On climate and the physical science
1. Human activities have warmed the atmosphere, ocean and land, producing widespread
and rapid changes in the atmosphere, ocean, cryosphere and biosphere.
2. The scale of recent changes across the climate system are unprecedented over many
centuries to many thousands of years. Many changes are irreversible for centuries to
millennia, especially in terms of the ocean, ice sheets and global sea level.
3. Human-induced climate change affects every region. There is growing evidence of links
to extreme heatwaves, heavy precipitation, droughts and tropical cyclones.
4. Global surface temperature will continue to increase until at least the middle of
the century. Unless we make sharp reductions in greenhouse gas emissions in
coming decades, global warming will exceed 1.5 degrees Celsius, after which climate
consequences will be even more severe.
5. The more the world warms, the greater the changes in the climate system become. This
includes more frequent and intense hot extremes, marine heatwaves, heavy precipitation,
agricultural and ecological droughts in some regions, the proportion of intense tropical
cyclones, and reductions in Arctic sea ice, snow cover and permafrost.
6. Continued global warming will further intensify the global water cycle, making it more
variable, and changing monsoon precipitation and the severity of wet and dry events.
7. As carbon dioxide emissions rise, the ocean and land will be less effective at absorbing
and slowing the accumulation of carbon dioxide in the atmosphere.

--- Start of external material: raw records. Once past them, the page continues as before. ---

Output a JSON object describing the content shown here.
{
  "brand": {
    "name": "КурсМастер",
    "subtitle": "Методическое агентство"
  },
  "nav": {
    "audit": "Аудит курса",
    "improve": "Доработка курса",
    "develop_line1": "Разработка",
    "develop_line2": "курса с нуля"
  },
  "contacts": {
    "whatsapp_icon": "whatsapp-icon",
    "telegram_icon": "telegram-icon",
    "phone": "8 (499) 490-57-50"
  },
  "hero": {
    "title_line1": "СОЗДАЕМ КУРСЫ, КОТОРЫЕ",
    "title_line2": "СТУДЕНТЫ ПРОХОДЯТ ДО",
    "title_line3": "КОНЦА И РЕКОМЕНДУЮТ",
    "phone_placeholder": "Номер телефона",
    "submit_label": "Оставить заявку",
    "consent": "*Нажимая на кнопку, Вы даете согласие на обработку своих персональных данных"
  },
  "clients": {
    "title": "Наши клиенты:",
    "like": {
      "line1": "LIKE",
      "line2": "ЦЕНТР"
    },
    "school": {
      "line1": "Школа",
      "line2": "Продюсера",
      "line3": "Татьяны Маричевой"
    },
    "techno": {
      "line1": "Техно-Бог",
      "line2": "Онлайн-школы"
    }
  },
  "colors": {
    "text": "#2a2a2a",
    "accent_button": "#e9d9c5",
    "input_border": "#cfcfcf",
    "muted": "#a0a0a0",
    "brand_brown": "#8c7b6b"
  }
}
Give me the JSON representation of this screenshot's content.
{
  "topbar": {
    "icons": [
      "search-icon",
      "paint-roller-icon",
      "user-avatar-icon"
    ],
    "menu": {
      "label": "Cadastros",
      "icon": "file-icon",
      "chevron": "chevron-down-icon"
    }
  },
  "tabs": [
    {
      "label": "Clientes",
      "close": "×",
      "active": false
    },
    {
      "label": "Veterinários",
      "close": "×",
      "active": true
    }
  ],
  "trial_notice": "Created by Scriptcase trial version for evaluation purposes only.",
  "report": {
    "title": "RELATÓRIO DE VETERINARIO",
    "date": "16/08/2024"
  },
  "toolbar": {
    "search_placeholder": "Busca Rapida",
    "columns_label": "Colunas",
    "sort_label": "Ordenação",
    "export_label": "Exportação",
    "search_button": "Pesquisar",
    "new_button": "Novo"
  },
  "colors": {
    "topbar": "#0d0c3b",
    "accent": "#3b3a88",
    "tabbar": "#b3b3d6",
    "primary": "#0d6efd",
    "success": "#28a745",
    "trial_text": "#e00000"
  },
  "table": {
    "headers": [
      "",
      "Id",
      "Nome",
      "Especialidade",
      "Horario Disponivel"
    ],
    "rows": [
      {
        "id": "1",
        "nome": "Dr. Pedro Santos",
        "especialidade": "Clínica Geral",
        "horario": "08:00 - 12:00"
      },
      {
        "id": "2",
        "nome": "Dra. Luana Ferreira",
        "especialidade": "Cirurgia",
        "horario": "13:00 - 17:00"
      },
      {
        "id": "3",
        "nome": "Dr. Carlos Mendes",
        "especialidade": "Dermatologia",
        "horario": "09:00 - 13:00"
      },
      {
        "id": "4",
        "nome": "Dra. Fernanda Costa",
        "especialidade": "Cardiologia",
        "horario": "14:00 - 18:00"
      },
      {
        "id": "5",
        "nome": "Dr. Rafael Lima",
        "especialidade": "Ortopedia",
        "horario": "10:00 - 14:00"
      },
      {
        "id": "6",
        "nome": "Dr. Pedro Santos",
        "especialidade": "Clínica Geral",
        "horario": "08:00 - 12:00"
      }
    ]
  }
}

8. With further global warming, every region will increasingly experience changes in
the drivers of climatic impacts. Drivers will be more widespread at 2 degrees Celsius
compared to 1.5 degrees Celsius, and even more so at higher levels of warming.
9. Ice sheet collapse, abrupt ocean circulation changes and warming beyond current
projections are less likely outcomes but cannot be ruled out.
10. Limiting human-induced global warming requires limiting cumulative carbon dioxide
emissions, reaching at least net zero. Strong reductions in other greenhouse gas
emissions such as methane would also be required.
11. Achieving low or very low greenhouse gas emissions would lead within years to
discernible effects on greenhouse gas and aerosol concentrations and air quality.
Discernible differences in global surface temperature would emerge in around 20 years.
Source: Based on findings and projections from the IPCC’s Climate Change 2021: The Physical Science.